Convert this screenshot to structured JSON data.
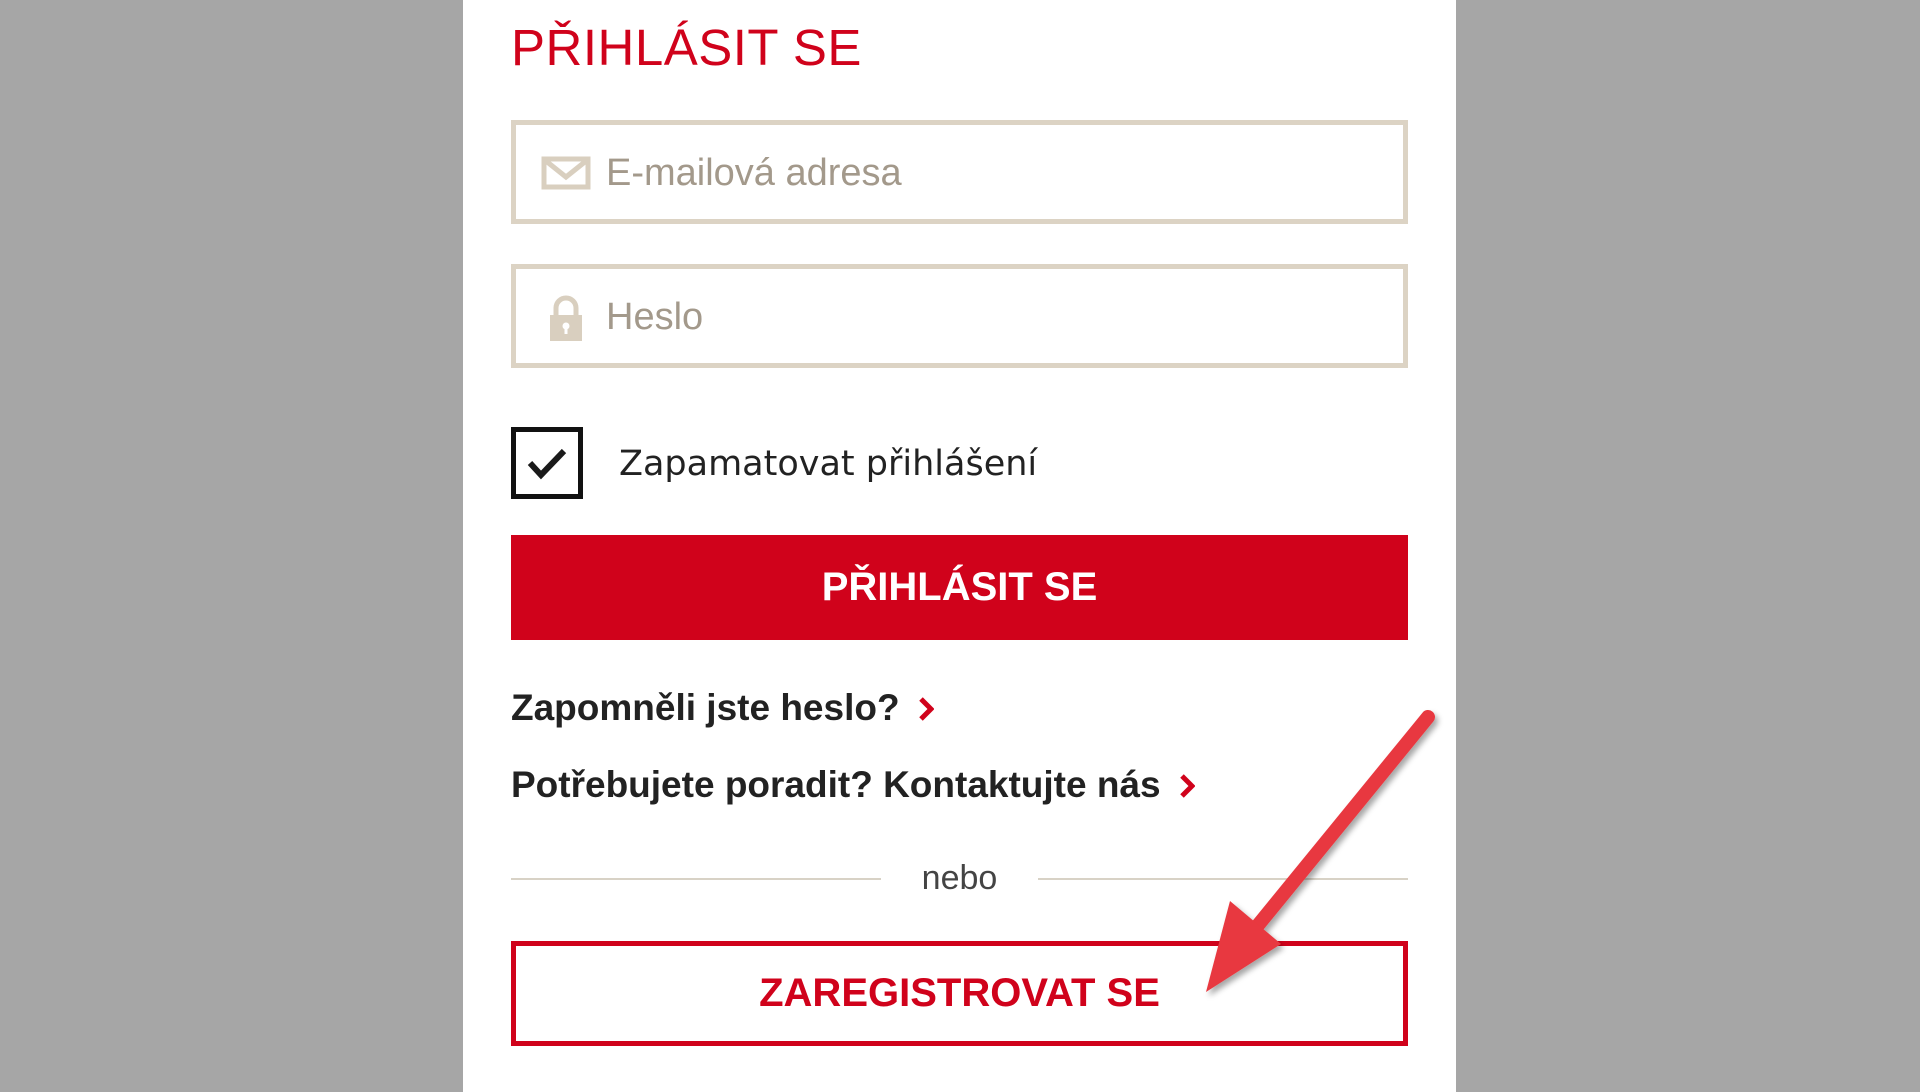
{
  "login": {
    "title": "PŘIHLÁSIT SE",
    "email_placeholder": "E-mailová adresa",
    "password_placeholder": "Heslo",
    "remember_label": "Zapamatovat přihlášení",
    "remember_checked": true,
    "submit_label": "PŘIHLÁSIT SE",
    "forgot_link": "Zapomněli jste heslo?",
    "contact_link": "Potřebujete poradit? Kontaktujte nás",
    "divider_text": "nebo",
    "register_label": "ZAREGISTROVAT SE"
  },
  "icons": [
    "envelope-icon",
    "lock-icon",
    "checkmark-icon",
    "chevron-right-icon",
    "annotation-arrow"
  ],
  "colors": {
    "accent": "#d0021b",
    "field_border": "#dcd3c4",
    "placeholder": "#a3998b",
    "backdrop": "#a6a6a6",
    "annotation_arrow": "#e8383f"
  }
}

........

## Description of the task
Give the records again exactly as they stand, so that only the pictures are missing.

## Answer to this exercise
Convert this screenshot to structured JSON data.
{
  "login": {
    "title": "PŘIHLÁSIT SE",
    "email_placeholder": "E-mailová adresa",
    "password_placeholder": "Heslo",
    "remember_label": "Zapamatovat přihlášení",
    "remember_checked": true,
    "submit_label": "PŘIHLÁSIT SE",
    "forgot_link": "Zapomněli jste heslo?",
    "contact_link": "Potřebujete poradit? Kontaktujte nás",
    "divider_text": "nebo",
    "register_label": "ZAREGISTROVAT SE"
  },
  "icons": [
    "envelope-icon",
    "lock-icon",
    "checkmark-icon",
    "chevron-right-icon",
    "annotation-arrow"
  ],
  "colors": {
    "accent": "#d0021b",
    "field_border": "#dcd3c4",
    "placeholder": "#a3998b",
    "backdrop": "#a6a6a6",
    "annotation_arrow": "#e8383f"
  }
}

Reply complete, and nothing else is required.